Pioneer Ridge, Mount McKinley. In June 1956 six of us made an attempt on Pioneer Ridge on Mount McKinley. The party consisted of Keith Hart (leader) the Australian, Leon Blumer, Pete Schoening, Al Krup, Keith Randall, and Donald Claunch. We left the Bar Cabin on the McKinley River, two miles from Wonder Lake on June 1. After two days with 80-pound packs we reached McGonagall Pass and the following day hiked five miles up the Muldrow Glacier to the vicinity of Gunsight Pass, where we received an airdrop. We relayed loads up the two icefalls of the glacier, where we were bothered by bad weather and crevasses and had to establish two intermediate camps. We finally pitched our advanced base camp at 10,000 feet on the fringe of the great basin below Karstens and Pioneer ridges. Snowshoes were mandatory between all these camps. (We used the long Alaskan type; our equipment also included down parkas and pants and Korean boots.) We traveled at night on the Muldrow Glacier because of excessive heat in the daytime, although higher on the mountain the temperature always dropped to zero or colder during the night. Once camp was established at 10,000 feet, we returned to Gunsight Pass to meet Schoening and Krup, who had been unable to leave until nearly two weeks after we did and had come this far alone.
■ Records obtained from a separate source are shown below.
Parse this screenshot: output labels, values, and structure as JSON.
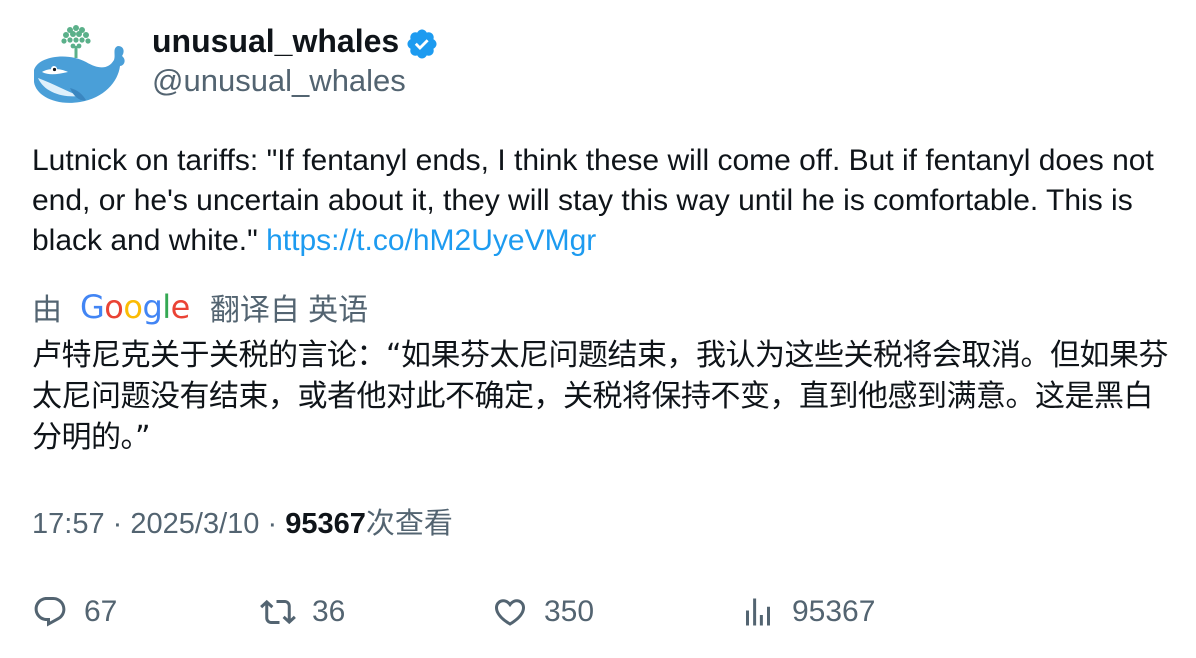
{
  "author": {
    "display_name": "unusual_whales",
    "handle": "@unusual_whales",
    "verified": true,
    "avatar_icon": "whale-logo-icon"
  },
  "tweet": {
    "text": "Lutnick on tariffs: \"If fentanyl ends, I think these will come off. But if fentanyl does not end, or he's uncertain about it, they will stay this way until he is comfortable. This is black and white.\" ",
    "link": "https://t.co/hM2UyeVMgr"
  },
  "translation": {
    "by_label": "由",
    "provider": "Google",
    "from_label": "翻译自 英语",
    "text": "卢特尼克关于关税的言论：“如果芬太尼问题结束，我认为这些关税将会取消。但如果芬太尼问题没有结束，或者他对此不确定，关税将保持不变，直到他感到满意。这是黑白分明的。”"
  },
  "meta": {
    "time": "17:57",
    "separator": "·",
    "date": "2025/3/10",
    "views_count": "95367",
    "views_label": "次查看"
  },
  "actions": {
    "replies": "67",
    "retweets": "36",
    "likes": "350",
    "views": "95367"
  },
  "colors": {
    "text": "#0f1419",
    "secondary": "#536471",
    "link": "#1d9bf0",
    "verified": "#1d9bf0"
  }
}
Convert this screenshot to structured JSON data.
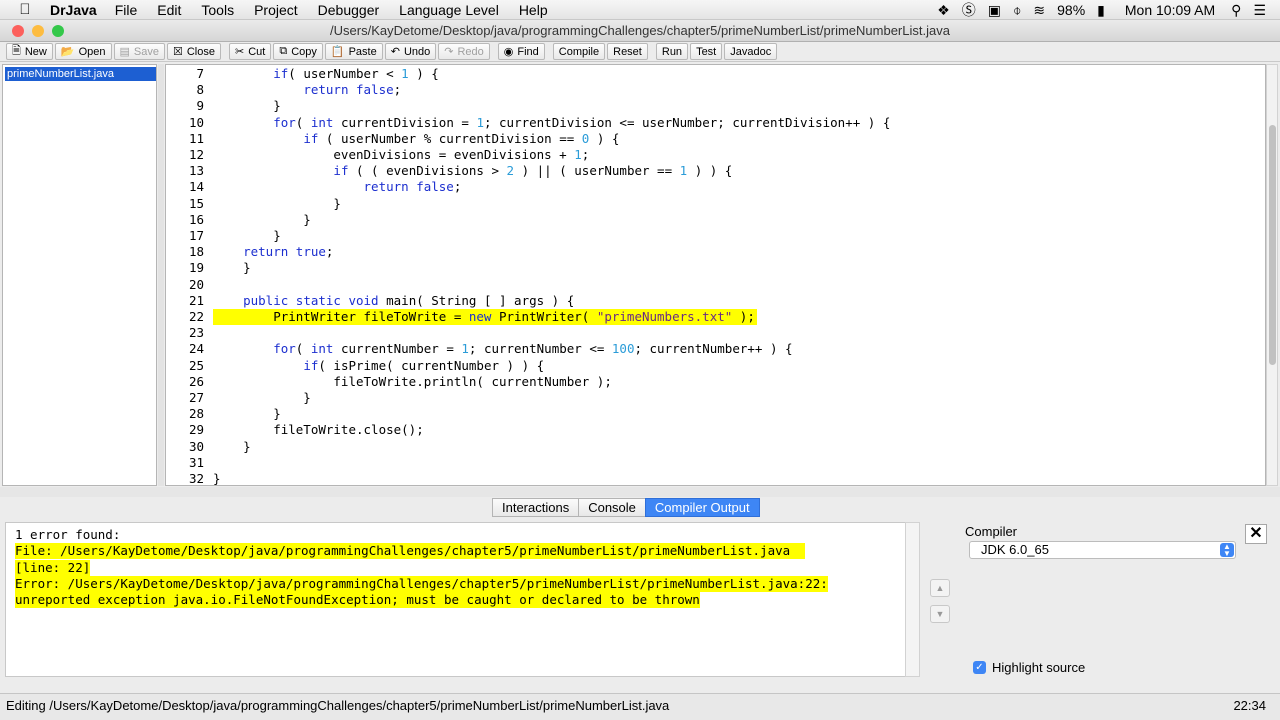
{
  "menubar": {
    "app_name": "DrJava",
    "menus": [
      "File",
      "Edit",
      "Tools",
      "Project",
      "Debugger",
      "Language Level",
      "Help"
    ],
    "battery": "98%",
    "clock": "Mon 10:09 AM"
  },
  "window": {
    "title": "/Users/KayDetome/Desktop/java/programmingChallenges/chapter5/primeNumberList/primeNumberList.java",
    "traffic_colors": [
      "#fc605c",
      "#fdbc40",
      "#34c84a"
    ]
  },
  "toolbar": {
    "new": "New",
    "open": "Open",
    "save": "Save",
    "close": "Close",
    "cut": "Cut",
    "copy": "Copy",
    "paste": "Paste",
    "undo": "Undo",
    "redo": "Redo",
    "find": "Find",
    "compile": "Compile",
    "reset": "Reset",
    "run": "Run",
    "test": "Test",
    "javadoc": "Javadoc"
  },
  "files": [
    "primeNumberList.java"
  ],
  "code": {
    "highlight_color": "#ffff00",
    "lines": [
      {
        "num": "7",
        "text": "        if( userNumber < 1 ) {"
      },
      {
        "num": "8",
        "text": "            return false;"
      },
      {
        "num": "9",
        "text": "        }"
      },
      {
        "num": "10",
        "text": "        for( int currentDivision = 1; currentDivision <= userNumber; currentDivision++ ) {"
      },
      {
        "num": "11",
        "text": "            if ( userNumber % currentDivision == 0 ) {"
      },
      {
        "num": "12",
        "text": "                evenDivisions = evenDivisions + 1;"
      },
      {
        "num": "13",
        "text": "                if ( ( evenDivisions > 2 ) || ( userNumber == 1 ) ) {"
      },
      {
        "num": "14",
        "text": "                    return false;"
      },
      {
        "num": "15",
        "text": "                }"
      },
      {
        "num": "16",
        "text": "            }"
      },
      {
        "num": "17",
        "text": "        }"
      },
      {
        "num": "18",
        "text": "    return true;"
      },
      {
        "num": "19",
        "text": "    }"
      },
      {
        "num": "20",
        "text": ""
      },
      {
        "num": "21",
        "text": "    public static void main( String [ ] args ) {"
      },
      {
        "num": "22",
        "text": "        PrintWriter fileToWrite = new PrintWriter( \"primeNumbers.txt\" );",
        "highlight": true
      },
      {
        "num": "23",
        "text": ""
      },
      {
        "num": "24",
        "text": "        for( int currentNumber = 1; currentNumber <= 100; currentNumber++ ) {"
      },
      {
        "num": "25",
        "text": "            if( isPrime( currentNumber ) ) {"
      },
      {
        "num": "26",
        "text": "                fileToWrite.println( currentNumber );"
      },
      {
        "num": "27",
        "text": "            }"
      },
      {
        "num": "28",
        "text": "        }"
      },
      {
        "num": "29",
        "text": "        fileToWrite.close();"
      },
      {
        "num": "30",
        "text": "    }"
      },
      {
        "num": "31",
        "text": ""
      },
      {
        "num": "32",
        "text": "}"
      }
    ]
  },
  "tabs": [
    "Interactions",
    "Console",
    "Compiler Output"
  ],
  "active_tab": "Compiler Output",
  "output": {
    "lines": [
      {
        "text": "1 error found:",
        "highlight": false
      },
      {
        "text": "File: /Users/KayDetome/Desktop/java/programmingChallenges/chapter5/primeNumberList/primeNumberList.java  ",
        "highlight": true
      },
      {
        "text": "[line: 22]",
        "highlight": true
      },
      {
        "text": "Error: /Users/KayDetome/Desktop/java/programmingChallenges/chapter5/primeNumberList/primeNumberList.java:22:",
        "highlight": true
      },
      {
        "text": "unreported exception java.io.FileNotFoundException; must be caught or declared to be thrown",
        "highlight": true
      }
    ]
  },
  "compiler_panel": {
    "label": "Compiler",
    "selected": "JDK 6.0_65",
    "highlight_source_label": "Highlight source",
    "highlight_source_checked": true
  },
  "status": {
    "editing": "Editing /Users/KayDetome/Desktop/java/programmingChallenges/chapter5/primeNumberList/primeNumberList.java",
    "position": "22:34"
  }
}
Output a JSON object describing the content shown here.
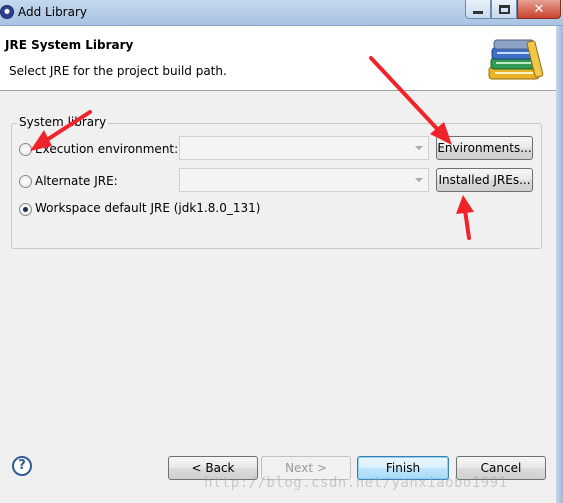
{
  "window": {
    "title": "Add Library"
  },
  "header": {
    "title": "JRE System Library",
    "description": "Select JRE for the project build path.",
    "icon": "library-books-icon"
  },
  "system_library": {
    "group_label": "System library",
    "options": [
      {
        "label": "Execution environment:",
        "checked": false,
        "combo_value": "",
        "enabled": false
      },
      {
        "label": "Alternate JRE:",
        "checked": false,
        "combo_value": "",
        "enabled": false
      },
      {
        "label": "Workspace default JRE (jdk1.8.0_131)",
        "checked": true
      }
    ],
    "environments_button": "Environments...",
    "installed_jres_button": "Installed JREs..."
  },
  "footer": {
    "help_icon": "help-icon",
    "help_glyph": "?",
    "back_label": "< Back",
    "next_label": "Next >",
    "finish_label": "Finish",
    "cancel_label": "Cancel"
  },
  "watermark": "http://blog.csdn.net/yanxiaobo1991",
  "colors": {
    "annotation_arrow": "#f0222a",
    "default_button": "#3c7fb1"
  }
}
On Pioneer Ridge we plowed through knee-deep snow, technically not difficult going, to place camps at 12,000 and 13,000 feet. The weather would occasionally clear up and we would find ourselves above a sea of clouds, with Wickersham Wall, one of the world’s great ice faces, towering above and below us. Schoening, Krup, and I reconnoitered in extreme cold from 13,000 feet to Taylor Spur, a very distinct promontory at 15,000 feet. Some of the climbing was in chest-deep powder and some on steep ice and broken rock, touchy but not really difficult. I believe that Pete used one ice piton. After reaching the top of the spur, we returned to our 13,000- foot camp while the others packed heavy loads up the route we had opened. That night it snowed two or three feet, covering our hard-earned steps. It took an entire day to kick steps to rejoin the rest of the party on the spur. We attempted to cross the knife-edged ridge that leads to Wickersham Glacier and the last part of Pioneer Ridge, but the unexpected steepness of the last part forced us back. Our try to cross underneath the knife edge also failed. We had to camp on a nearby col which divided the ridge, where a three-day storm, with snow and 60-mile-per-hour winds, pinned us. We abandoned our attempt there because of the avalanche danger and the lack of food and time, after having completed most of the touchy climbing. From there on, it would merely have been a matter of traversing the Wickersham Glacier and climbing the upper portion of the wall adjacent to Pioneer Ridge with another camp at about 17,000 feet.

Donald Claunch